‘Many will rant and rave against the garment fate has woven for them, but they pick it up and don it all the same, and most wear it to the end of their days. You… you would rather go naked into the storm.’
As my Robin Hobb reviews tend to be overly gushy, I thought I would review them as a trilogy, so any readers out there who aren’t fussed on fantasy can skip over this one! I really enjoyed one reviewers point that it only takes two readings for these books (that are huge by the way) to look battered. Me and the bloke mostly read these on holiday in Portugal so they really suffered from being stuffed in bags, and half buried in sand (and wine). I briefly wondered whether they could have been a quartet instead of a trilogy, but the stories work so well in the current format. So I will accept the size and the wrist-ache that came from reading them one after the other.

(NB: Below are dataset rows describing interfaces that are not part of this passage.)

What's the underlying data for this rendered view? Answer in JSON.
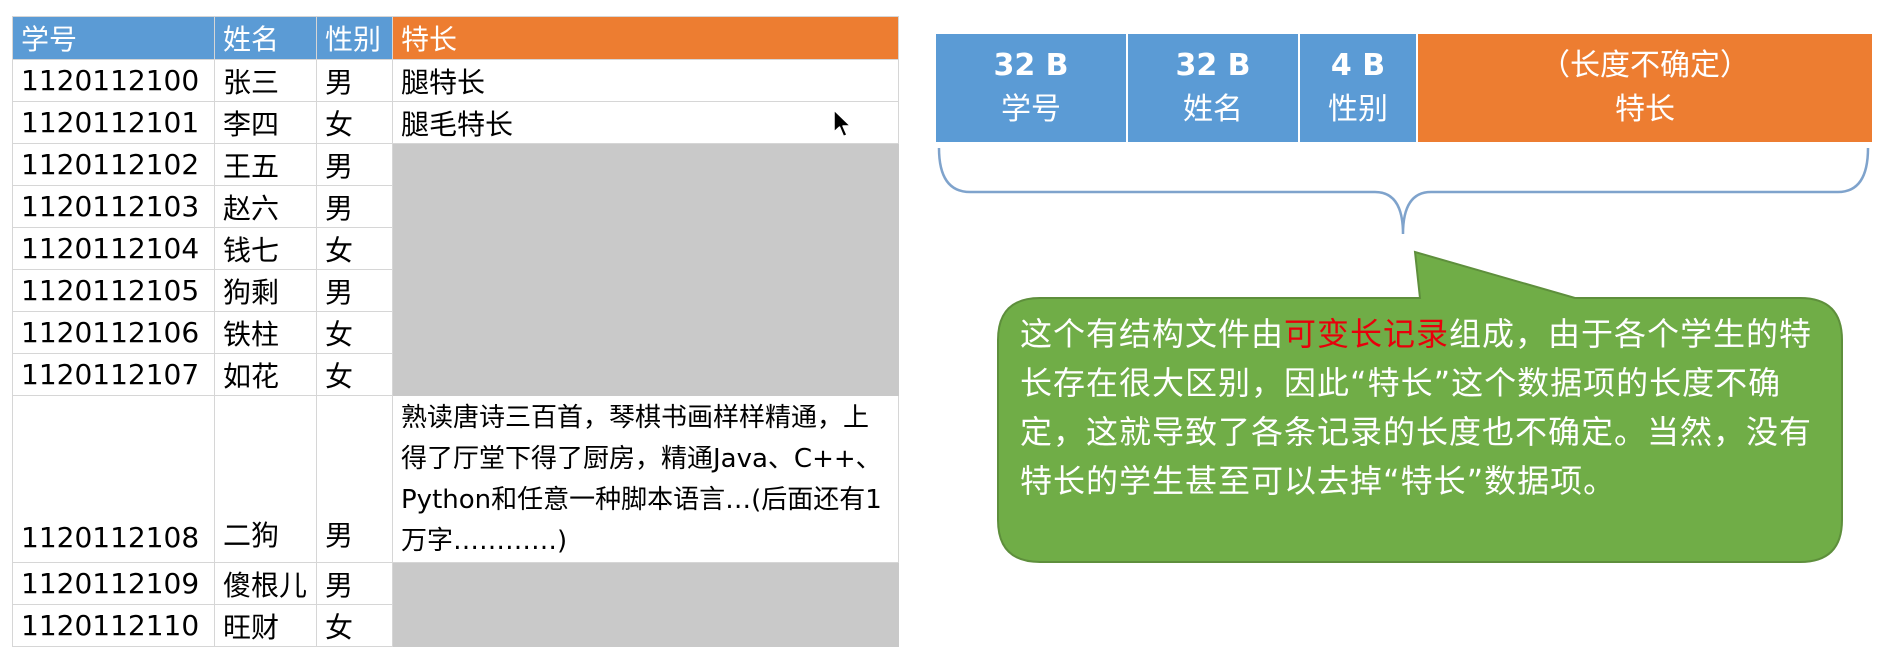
{
  "table": {
    "headers": [
      "学号",
      "姓名",
      "性别",
      "特长"
    ],
    "rows": [
      {
        "id": "1120112100",
        "name": "张三",
        "gender": "男",
        "specialty": "腿特长"
      },
      {
        "id": "1120112101",
        "name": "李四",
        "gender": "女",
        "specialty": "腿毛特长"
      },
      {
        "id": "1120112102",
        "name": "王五",
        "gender": "男",
        "specialty": ""
      },
      {
        "id": "1120112103",
        "name": "赵六",
        "gender": "男",
        "specialty": ""
      },
      {
        "id": "1120112104",
        "name": "钱七",
        "gender": "女",
        "specialty": ""
      },
      {
        "id": "1120112105",
        "name": "狗剩",
        "gender": "男",
        "specialty": ""
      },
      {
        "id": "1120112106",
        "name": "铁柱",
        "gender": "女",
        "specialty": ""
      },
      {
        "id": "1120112107",
        "name": "如花",
        "gender": "女",
        "specialty": ""
      },
      {
        "id": "1120112108",
        "name": "二狗",
        "gender": "男",
        "specialty": "熟读唐诗三百首，琴棋书画样样精通，上得了厅堂下得了厨房，精通Java、C++、Python和任意一种脚本语言…(后面还有1万字…………)"
      },
      {
        "id": "1120112109",
        "name": "傻根儿",
        "gender": "男",
        "specialty": ""
      },
      {
        "id": "1120112110",
        "name": "旺财",
        "gender": "女",
        "specialty": ""
      }
    ]
  },
  "record": {
    "fields": [
      {
        "size": "32 B",
        "label": "学号",
        "color": "#5b9bd5"
      },
      {
        "size": "32 B",
        "label": "姓名",
        "color": "#5b9bd5"
      },
      {
        "size": "4 B",
        "label": "性别",
        "color": "#5b9bd5"
      },
      {
        "size": "（长度不确定）",
        "label": "特长",
        "color": "#ed7d31"
      }
    ]
  },
  "callout": {
    "before": "这个有结构文件由",
    "highlight": "可变长记录",
    "after": "组成，由于各个学生的特长存在很大区别，因此“特长”这个数据项的长度不确定，这就导致了各条记录的长度也不确定。当然，没有特长的学生甚至可以去掉“特长”数据项。",
    "fill_color": "#70ad47",
    "highlight_color": "#e8000b"
  },
  "colors": {
    "header_blue": "#5b9bd5",
    "header_orange": "#ed7d31",
    "empty_cell_gray": "#c9c9c9"
  }
}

There was some googling required after finishing the Farseer series; it seems that some people crack straight on with the Tawny Man Series, which follows on from Farseer. But I was well-convinced that it was worth leaving Fitz behind for a while, to focus on Bingtown and its inhabitants. If anyone else is debating this, it seems a matter of preference. Some people enjoyed taking a break from the intensity of the Farseer storyline, and others were so into it they wanted to jump forward and then come back to Liveships. I’m a purist, so always want to read things in the way that the author intended.
There are wayyyy to many story-lines to begin to even touch on them (think Game of Thrones style, multiple plots that cross-over) but one of the significant plotlines is around the Liveships, a concept that I have never read about in fantasy books before. The Liveships are sentient ships, that are owned by trading families, and infused with the memories of their Captains. Its just fascinating, and develops in fantastic way over the trilogy.

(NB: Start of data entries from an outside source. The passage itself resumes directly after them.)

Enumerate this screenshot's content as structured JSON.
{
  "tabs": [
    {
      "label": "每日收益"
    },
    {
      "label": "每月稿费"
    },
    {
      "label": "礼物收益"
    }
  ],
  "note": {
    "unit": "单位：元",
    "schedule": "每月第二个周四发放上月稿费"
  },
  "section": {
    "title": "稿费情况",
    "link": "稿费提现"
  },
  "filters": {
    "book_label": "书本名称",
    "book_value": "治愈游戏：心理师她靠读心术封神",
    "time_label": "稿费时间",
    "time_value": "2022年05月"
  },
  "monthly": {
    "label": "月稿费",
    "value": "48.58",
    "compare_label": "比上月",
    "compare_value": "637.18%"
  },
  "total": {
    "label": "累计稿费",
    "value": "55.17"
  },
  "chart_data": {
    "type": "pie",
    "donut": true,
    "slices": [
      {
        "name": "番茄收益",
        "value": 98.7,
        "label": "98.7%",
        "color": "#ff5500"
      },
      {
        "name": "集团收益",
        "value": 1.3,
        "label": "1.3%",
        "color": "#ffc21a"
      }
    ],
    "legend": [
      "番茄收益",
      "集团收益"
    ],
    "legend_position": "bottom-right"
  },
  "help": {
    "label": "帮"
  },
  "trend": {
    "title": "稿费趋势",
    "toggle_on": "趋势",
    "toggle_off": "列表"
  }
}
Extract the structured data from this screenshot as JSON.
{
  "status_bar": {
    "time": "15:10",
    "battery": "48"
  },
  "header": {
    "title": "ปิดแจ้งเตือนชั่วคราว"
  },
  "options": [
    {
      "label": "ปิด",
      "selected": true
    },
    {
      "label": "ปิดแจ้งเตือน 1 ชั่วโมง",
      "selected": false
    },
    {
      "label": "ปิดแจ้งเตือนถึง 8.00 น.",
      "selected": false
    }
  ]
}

I also loved that this trilogy was fantasy-at-sea. I always loved the sections of the Earthsea Quartet by Ursula Le Guin where Ged, the hero, travels around the islands of the archipelago. So this felt a little like coming home. It makes it quite low-level fantasy, particularly in the first book, but is handled deftly and with respect to an audience that is looking for some magic.

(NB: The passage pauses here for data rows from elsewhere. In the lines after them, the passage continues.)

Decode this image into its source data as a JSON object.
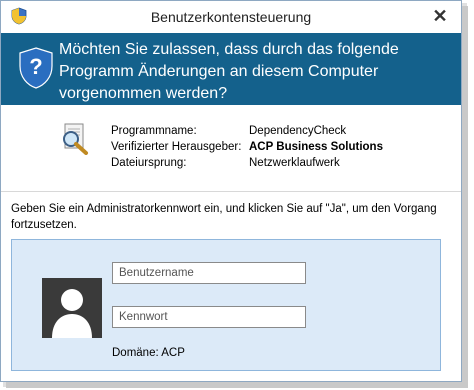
{
  "window": {
    "title": "Benutzerkontensteuerung",
    "close_glyph": "✕"
  },
  "banner": {
    "question": "Möchten Sie zulassen, dass durch das folgende Programm Änderungen an diesem Computer vorgenommen werden?",
    "color": "#14618c"
  },
  "program": {
    "name_label": "Programmname:",
    "name_value": "DependencyCheck",
    "publisher_label": "Verifizierter Herausgeber:",
    "publisher_value": "ACP Business Solutions",
    "origin_label": "Dateiursprung:",
    "origin_value": "Netzwerklaufwerk",
    "icon": "magnifier-document-icon"
  },
  "credentials": {
    "instruction": "Geben Sie ein Administratorkennwort ein, und klicken Sie auf \"Ja\", um den Vorgang fortzusetzen.",
    "username_placeholder": "Benutzername",
    "password_placeholder": "Kennwort",
    "domain": "Domäne: ACP",
    "avatar_icon": "user-silhouette-icon",
    "panel_color": "#dceaf8"
  }
}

Other themes include morality, seeking refuge, family, class, race, rule, gender roles and expectations, tradition and obligation. But Hobb doesn’t smash you over the head with any of these, and doesn’t present a black and white view of any of them.
As with the Farseer series, this trilogy is heavily character driven, introducing us to some of the most wonderfully complex, frustratingly flawed characters. One reviewer points out Hobbs use of perspective, with the action being seen through one characters eyes at at time, you can find yourself constantly switching allegiance. Its a classic example of there being numerous sides to every story, and is refreshing in this format, allowing the reader to empathise with all of the characters and the decisions that they make. I surprised myself by doing a full 180 degree turn on one character, and I am very stubborn. Althea is a wonderful main character; spirited, flawed, and rallying against a society that would have her playing a role she can’t bear the thought of.
Hobb manages to retain enough mystery to keep you rapt until the last page, with many of the twists and turns coming out of the blue (for me at least). There was one reveal that I genuinely didn’t notice until another Hobbnobb pointed it out to me. Goddamn my skim-reading. To me, it is faultless writing. Unlike the Farseer trilogy where I found the pacing a bit patchy between the first and second books, this trilogy I found to be more consistently paced. I’m just grateful that I was mostly reading them on holiday because I really couldn’t put them down. I also had some very epic serpent-related dreams!
The trilogy ends in a particularly satisfying way, which is no mean feat when you consider the intricate story-lines that have been woven. I found the ending less emotionally exhausting than the end of the Farseer trilogy, but this is perhaps to be expected when you are reading the fates so many characters from their own perspectives, rather than the main character narrative of Fitz.
I really couldn’t recommend these highly enough, even if you’re not a huge fan of the genre. If you’re into escapism and strong narratives, then the Livership Traders trilogy is a great place to start that journey.
You can read my previous reviews of Hobbs work here: